Exercise goal: Please show all lines of the records that include "username".

Available data:

• • •

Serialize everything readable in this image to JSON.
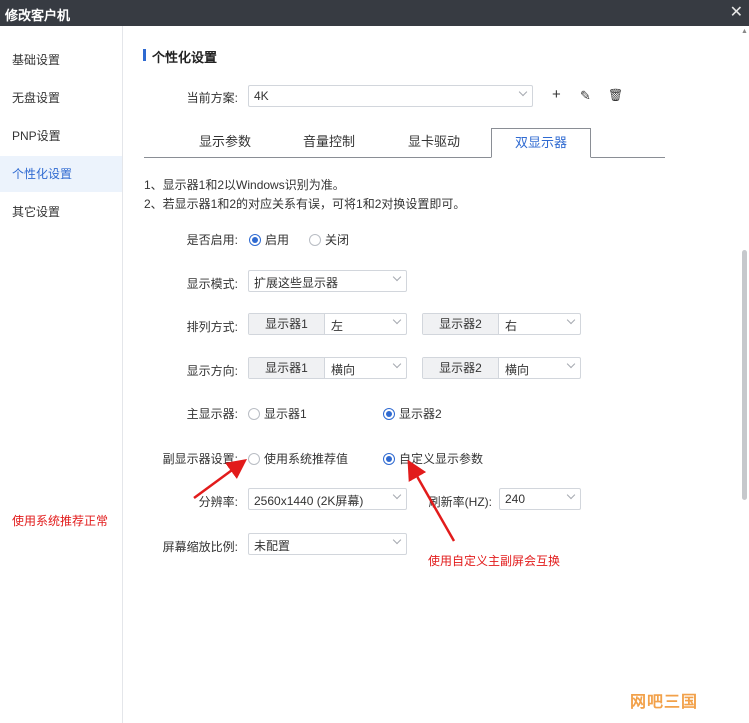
{
  "window": {
    "title": "修改客户机",
    "close_glyph": "✕"
  },
  "sidebar": {
    "items": [
      {
        "label": "基础设置"
      },
      {
        "label": "无盘设置"
      },
      {
        "label": "PNP设置"
      },
      {
        "label": "个性化设置"
      },
      {
        "label": "其它设置"
      }
    ],
    "active_index": 3,
    "note": "使用系统推荐正常"
  },
  "section": {
    "title": "个性化设置"
  },
  "scheme": {
    "label": "当前方案:",
    "value": "4K",
    "add_icon": "+",
    "edit_icon": "✎",
    "delete_icon": "🗑"
  },
  "tabs": [
    {
      "label": "显示参数"
    },
    {
      "label": "音量控制"
    },
    {
      "label": "显卡驱动"
    },
    {
      "label": "双显示器"
    }
  ],
  "active_tab_index": 3,
  "notes": [
    "1、显示器1和2以Windows识别为准。",
    "2、若显示器1和2的对应关系有误，可将1和2对换设置即可。"
  ],
  "form": {
    "enable": {
      "label": "是否启用:",
      "on": "启用",
      "off": "关闭",
      "selected": "on"
    },
    "display_mode": {
      "label": "显示模式:",
      "value": "扩展这些显示器"
    },
    "arrangement": {
      "label": "排列方式:",
      "monitor1_tag": "显示器1",
      "monitor1_value": "左",
      "monitor2_tag": "显示器2",
      "monitor2_value": "右"
    },
    "orientation": {
      "label": "显示方向:",
      "monitor1_tag": "显示器1",
      "monitor1_value": "横向",
      "monitor2_tag": "显示器2",
      "monitor2_value": "横向"
    },
    "primary": {
      "label": "主显示器:",
      "option1": "显示器1",
      "option2": "显示器2",
      "selected": "option2"
    },
    "secondary": {
      "label": "副显示器设置:",
      "option1": "使用系统推荐值",
      "option2": "自定义显示参数",
      "selected": "option2"
    },
    "resolution": {
      "label": "分辨率:",
      "value": "2560x1440 (2K屏幕)"
    },
    "refresh": {
      "label": "刷新率(HZ):",
      "value": "240"
    },
    "scaling": {
      "label": "屏幕缩放比例:",
      "value": "未配置"
    }
  },
  "annotations": {
    "custom_note": "使用自定义主副屏会互换"
  },
  "watermark": "网吧三国",
  "colors": {
    "accent": "#2f6ad1",
    "annotation": "#e21b1b",
    "titlebar": "#373b42"
  }
}
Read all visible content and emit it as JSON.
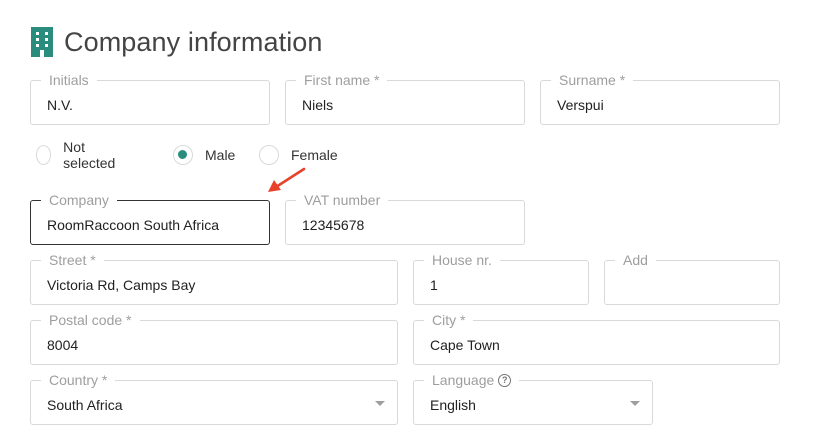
{
  "header": {
    "title": "Company information",
    "icon": "building-icon",
    "icon_color": "#2a8c7c"
  },
  "fields": {
    "initials": {
      "label": "Initials",
      "value": "N.V."
    },
    "first_name": {
      "label": "First name *",
      "value": "Niels"
    },
    "surname": {
      "label": "Surname *",
      "value": "Verspui"
    },
    "company": {
      "label": "Company",
      "value": "RoomRaccoon South Africa"
    },
    "vat": {
      "label": "VAT number",
      "value": "12345678"
    },
    "street": {
      "label": "Street *",
      "value": "Victoria Rd, Camps Bay"
    },
    "house_nr": {
      "label": "House nr.",
      "value": "1"
    },
    "add": {
      "label": "Add",
      "value": ""
    },
    "postal_code": {
      "label": "Postal code *",
      "value": "8004"
    },
    "city": {
      "label": "City *",
      "value": "Cape Town"
    },
    "country": {
      "label": "Country *",
      "value": "South Africa"
    },
    "language": {
      "label": "Language",
      "value": "English"
    }
  },
  "gender": {
    "options": [
      "Not selected",
      "Male",
      "Female"
    ],
    "selected": "Male",
    "accent": "#2a8c7c"
  },
  "annotation": {
    "arrow_color": "#e8412c"
  }
}
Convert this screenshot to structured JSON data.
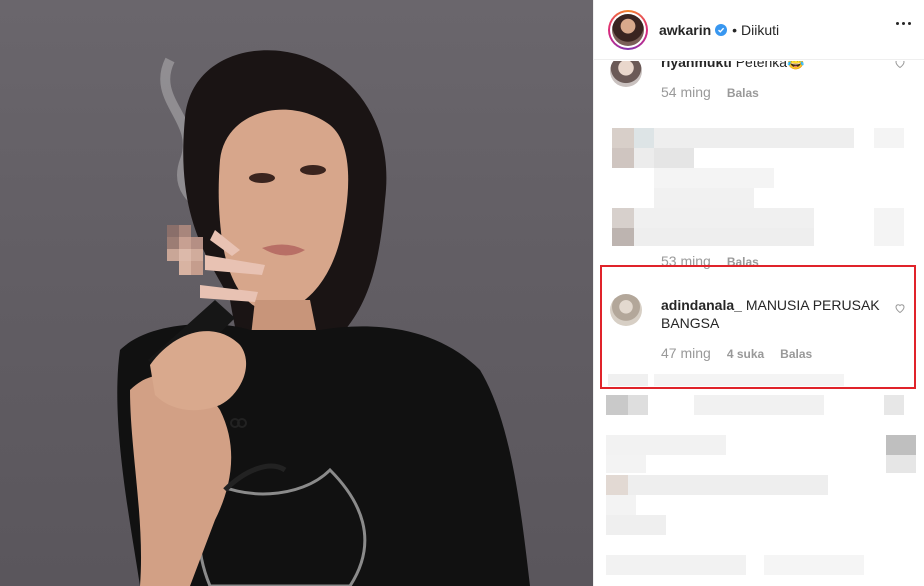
{
  "header": {
    "username": "awkarin",
    "separator": "•",
    "follow_status": "Diikuti",
    "icons": {
      "verified": "verified-badge-icon",
      "more": "more-options-icon"
    },
    "colors": {
      "verified": "#3897f0"
    }
  },
  "comments": [
    {
      "username": "riyanmukti",
      "text": "Petenka😂",
      "time": "54 ming",
      "likes": "",
      "reply_label": "Balas"
    },
    {
      "username": "",
      "text": "",
      "time": "53 ming",
      "likes": "",
      "reply_label": "Balas"
    },
    {
      "username": "adindanala_",
      "text": "MANUSIA PERUSAK BANGSA",
      "time": "47 ming",
      "likes": "4 suka",
      "reply_label": "Balas"
    }
  ],
  "highlight": {
    "color": "#e0232a"
  },
  "photo": {
    "subject": "woman in black t-shirt holding a vape device",
    "redacted": true
  }
}
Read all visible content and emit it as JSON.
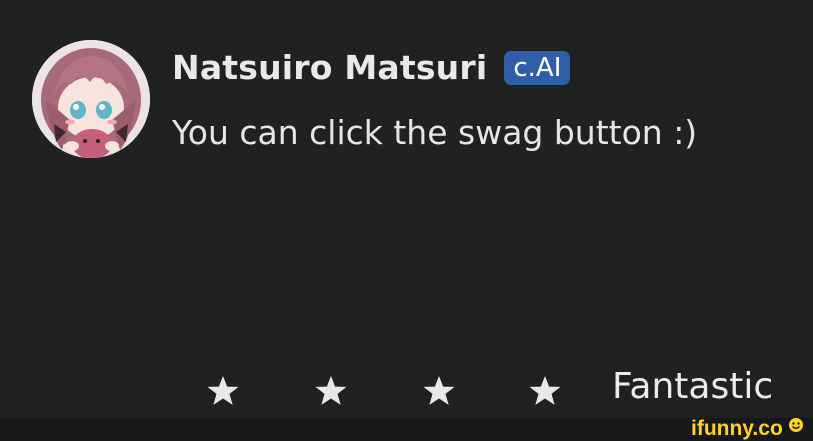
{
  "message_card": {
    "character_name": "Natsuiro Matsuri",
    "badge_label": "c.AI",
    "message_text": "You can click the swag button :)",
    "avatar_icon": "anime-character-avatar"
  },
  "rating": {
    "stars": [
      {
        "icon": "star-icon"
      },
      {
        "icon": "star-icon"
      },
      {
        "icon": "star-icon"
      },
      {
        "icon": "star-icon"
      }
    ],
    "label": "Fantastic"
  },
  "watermark": {
    "logo_text": "ifunny.co"
  },
  "colors": {
    "background": "#202221",
    "badge": "#2f5fa8",
    "text": "#e6e6e6",
    "watermark": "#ffd31a"
  }
}
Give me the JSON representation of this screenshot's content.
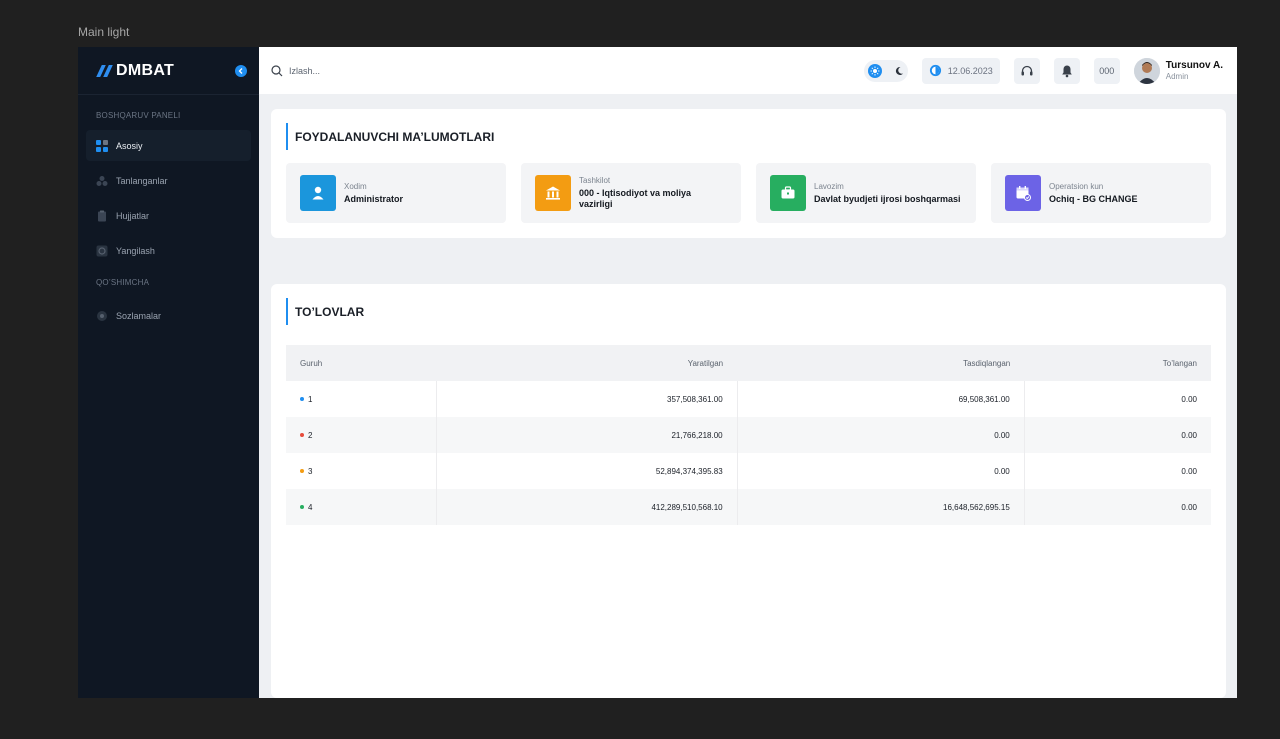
{
  "canvas_label": "Main light",
  "brand": {
    "name": "DMBAT",
    "accent": "#2f8ef0"
  },
  "sidebar": {
    "sections": [
      {
        "title": "BOSHQARUV PANELI",
        "items": [
          {
            "label": "Asosiy",
            "icon": "grid-icon",
            "active": true
          },
          {
            "label": "Tanlanganlar",
            "icon": "favorites-icon",
            "active": false
          },
          {
            "label": "Hujjatlar",
            "icon": "clipboard-icon",
            "active": false
          },
          {
            "label": "Yangilash",
            "icon": "refresh-icon",
            "active": false
          }
        ]
      },
      {
        "title": "QO’SHIMCHA",
        "items": [
          {
            "label": "Sozlamalar",
            "icon": "gear-icon",
            "active": false
          }
        ]
      }
    ]
  },
  "topbar": {
    "search_placeholder": "Izlash...",
    "date": "12.06.2023",
    "code": "000",
    "user": {
      "name": "Tursunov A.",
      "role": "Admin"
    }
  },
  "user_info": {
    "title": "FOYDALANUVCHI MA’LUMOTLARI",
    "items": [
      {
        "label": "Xodim",
        "value": "Administrator",
        "color": "#1b96dc",
        "icon": "user-icon"
      },
      {
        "label": "Tashkilot",
        "value": "000 - Iqtisodiyot va moliya vazirligi",
        "color": "#f39c12",
        "icon": "bank-icon"
      },
      {
        "label": "Lavozim",
        "value": "Davlat byudjeti ijrosi boshqarmasi",
        "color": "#27ae60",
        "icon": "briefcase-icon"
      },
      {
        "label": "Operatsion kun",
        "value": "Ochiq - BG CHANGE",
        "color": "#6c63e6",
        "icon": "calendar-check-icon"
      }
    ]
  },
  "payments": {
    "title": "TO’LOVLAR",
    "columns": [
      "Guruh",
      "Yaratilgan",
      "Tasdiqlangan",
      "To’langan"
    ],
    "rows": [
      {
        "group": "1",
        "dot": "#1f8ef0",
        "created": "357,508,361.00",
        "approved": "69,508,361.00",
        "paid": "0.00"
      },
      {
        "group": "2",
        "dot": "#e74c3c",
        "created": "21,766,218.00",
        "approved": "0.00",
        "paid": "0.00"
      },
      {
        "group": "3",
        "dot": "#f39c12",
        "created": "52,894,374,395.83",
        "approved": "0.00",
        "paid": "0.00"
      },
      {
        "group": "4",
        "dot": "#27ae60",
        "created": "412,289,510,568.10",
        "approved": "16,648,562,695.15",
        "paid": "0.00"
      }
    ]
  }
}
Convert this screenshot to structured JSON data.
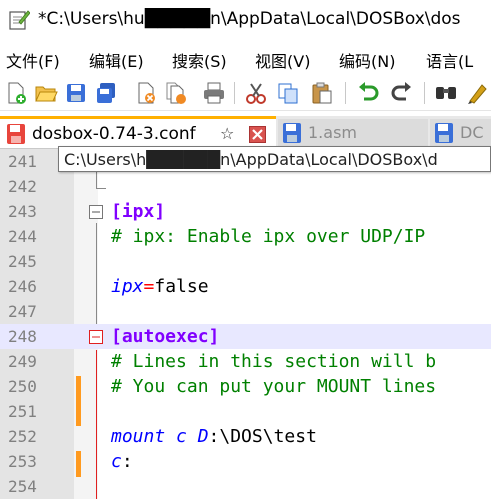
{
  "window": {
    "title": "*C:\\Users\\hu█████n\\AppData\\Local\\DOSBox\\dos"
  },
  "menu": [
    "文件(F)",
    "编辑(E)",
    "搜索(S)",
    "视图(V)",
    "编码(N)",
    "语言(L"
  ],
  "toolbar": {
    "icons": [
      "new-icon",
      "open-icon",
      "save-icon",
      "save-all-icon",
      "close-icon",
      "close-all-icon",
      "print-icon",
      "cut-icon",
      "copy-icon",
      "paste-icon",
      "undo-icon",
      "redo-icon",
      "find-icon",
      "replace-icon"
    ]
  },
  "tabs": [
    {
      "label": "dosbox-0.74-3.conf",
      "active": true
    },
    {
      "label": "1.asm",
      "active": false
    },
    {
      "label": "DC",
      "active": false
    }
  ],
  "tooltip": "C:\\Users\\h██████n\\AppData\\Local\\DOSBox\\d",
  "lines": [
    {
      "num": "241",
      "text": ""
    },
    {
      "num": "242",
      "text": ""
    },
    {
      "num": "243",
      "section": "[ipx]"
    },
    {
      "num": "244",
      "comment": "# ipx: Enable ipx over UDP/IP"
    },
    {
      "num": "245",
      "text": ""
    },
    {
      "num": "246",
      "key": "ipx",
      "op": "=",
      "val": "false"
    },
    {
      "num": "247",
      "text": ""
    },
    {
      "num": "248",
      "section": "[autoexec]"
    },
    {
      "num": "249",
      "comment": "# Lines in this section will b"
    },
    {
      "num": "250",
      "comment": "# You can put your MOUNT lines"
    },
    {
      "num": "251",
      "text": ""
    },
    {
      "num": "252",
      "cmd1": "mount c D",
      "cmd2": ":\\DOS\\test"
    },
    {
      "num": "253",
      "cmd1": "c",
      "cmd2": ":"
    },
    {
      "num": "254",
      "text": ""
    }
  ],
  "colors": {
    "section": "#8000ff",
    "comment": "#008000",
    "keyword": "#0000ff",
    "operator": "#ff0000",
    "tab_accent": "#ffb000",
    "changebar": "#ff9a1f"
  }
}
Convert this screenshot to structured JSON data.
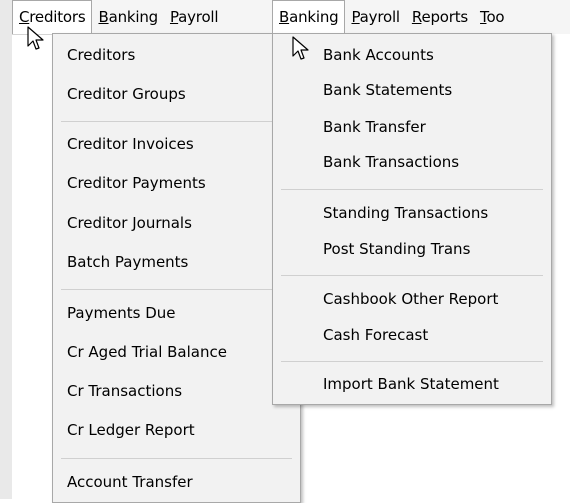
{
  "menubar_left": [
    {
      "hot": "C",
      "rest": "reditors"
    },
    {
      "hot": "B",
      "rest": "anking"
    },
    {
      "hot": "P",
      "rest": "ayroll"
    }
  ],
  "menubar_right": [
    {
      "hot": "B",
      "rest": "anking"
    },
    {
      "hot": "P",
      "rest": "ayroll"
    },
    {
      "hot": "R",
      "rest": "eports"
    },
    {
      "hot": "T",
      "rest": "oo"
    }
  ],
  "creditors_menu": {
    "items": [
      "Creditors",
      "Creditor Groups",
      "Creditor Invoices",
      "Creditor Payments",
      "Creditor Journals",
      "Batch Payments",
      "Payments Due",
      "Cr Aged Trial Balance",
      "Cr Transactions",
      "Cr Ledger Report",
      "Account Transfer"
    ]
  },
  "banking_menu": {
    "items": [
      "Bank Accounts",
      "Bank Statements",
      "Bank Transfer",
      "Bank Transactions",
      "Standing Transactions",
      "Post Standing Trans",
      "Cashbook Other Report",
      "Cash Forecast",
      "Import Bank Statement"
    ]
  },
  "colors": {
    "menu_bg": "#f2f2f2",
    "border": "#a8a8a8",
    "separator": "#d0d0d0"
  },
  "icons": [
    "arrow-cursor-icon"
  ]
}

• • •

Response to the task:
    "username": "awkarin",
      "username": "riyanmukti",
      "username": "",
      "username": "adindanala_",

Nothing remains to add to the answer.